- _TASK DETAILS_
Return all of the data exactly, omitting any images.

Records drawn from a dataset:
=======
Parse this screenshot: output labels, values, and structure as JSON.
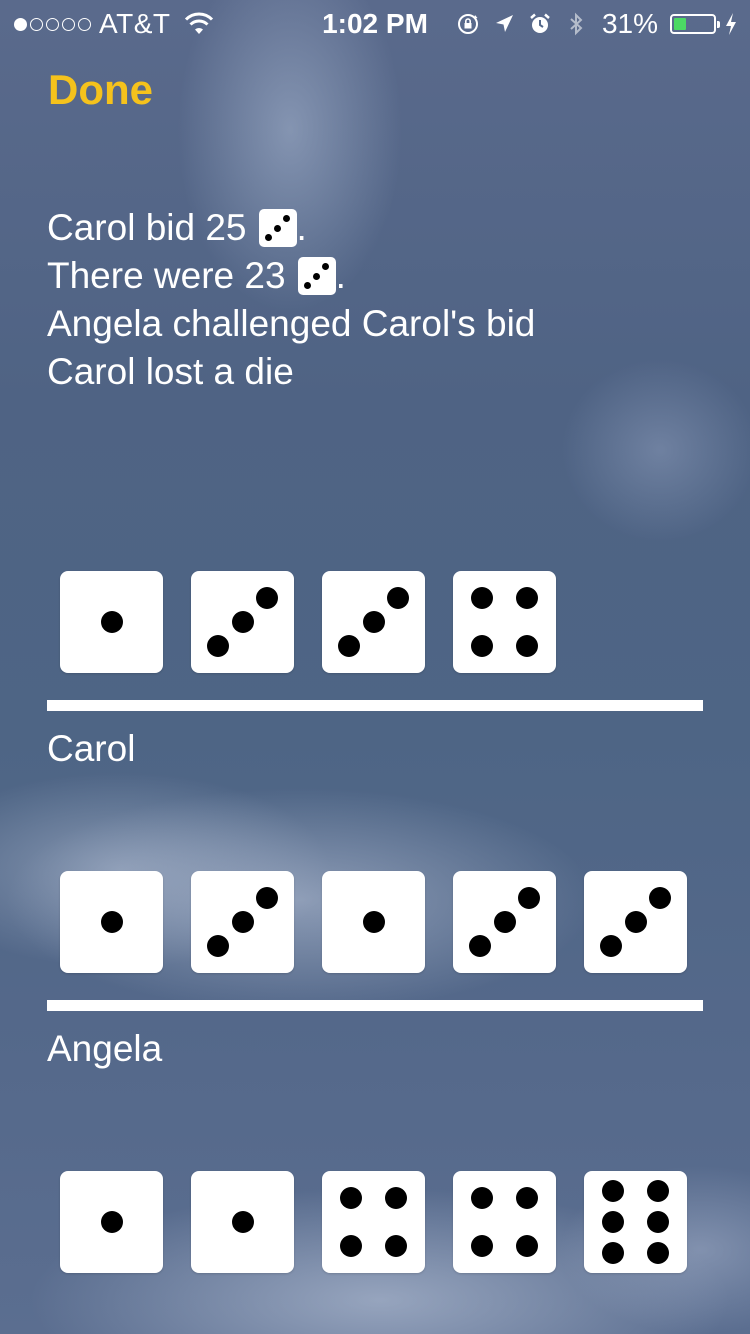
{
  "status_bar": {
    "signal_bars_filled": 1,
    "signal_bars_total": 5,
    "carrier": "AT&T",
    "time": "1:02 PM",
    "battery_percent": "31%",
    "battery_level": 0.31,
    "battery_color": "#4cd964",
    "icons": [
      "wifi-icon",
      "rotation-lock-icon",
      "location-arrow-icon",
      "alarm-icon",
      "bluetooth-icon",
      "battery-icon",
      "charging-bolt-icon"
    ]
  },
  "done_label": "Done",
  "accent_color": "#f5c21c",
  "summary": {
    "line1": {
      "text": "Carol bid 25",
      "die_face": 3,
      "suffix": "."
    },
    "line2": {
      "text": "There were 23",
      "die_face": 3,
      "suffix": "."
    },
    "line3": "Angela challenged Carol's bid",
    "line4": "Carol lost a die"
  },
  "rows": [
    {
      "player": "",
      "dice": [
        1,
        3,
        3,
        4
      ]
    },
    {
      "player": "Carol",
      "dice": [
        1,
        3,
        1,
        3,
        3
      ]
    },
    {
      "player": "Angela",
      "dice": [
        1,
        1,
        4,
        4,
        6
      ]
    }
  ]
}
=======
- _ANSWER BOX_
Parse this screenshot: output labels, values, and structure as JSON.
{
  "status_bar": {
    "signal_bars_filled": 1,
    "signal_bars_total": 5,
    "carrier": "AT&T",
    "time": "1:02 PM",
    "battery_percent": "31%",
    "battery_level": 0.31,
    "battery_color": "#4cd964",
    "icons": [
      "wifi-icon",
      "rotation-lock-icon",
      "location-arrow-icon",
      "alarm-icon",
      "bluetooth-icon",
      "battery-icon",
      "charging-bolt-icon"
    ]
  },
  "done_label": "Done",
  "accent_color": "#f5c21c",
  "summary": {
    "line1": {
      "text": "Carol bid 25",
      "die_face": 3,
      "suffix": "."
    },
    "line2": {
      "text": "There were 23",
      "die_face": 3,
      "suffix": "."
    },
    "line3": "Angela challenged Carol's bid",
    "line4": "Carol lost a die"
  },
  "rows": [
    {
      "player": "",
      "dice": [
        1,
        3,
        3,
        4
      ]
    },
    {
      "player": "Carol",
      "dice": [
        1,
        3,
        1,
        3,
        3
      ]
    },
    {
      "player": "Angela",
      "dice": [
        1,
        1,
        4,
        4,
        6
      ]
    }
  ]
}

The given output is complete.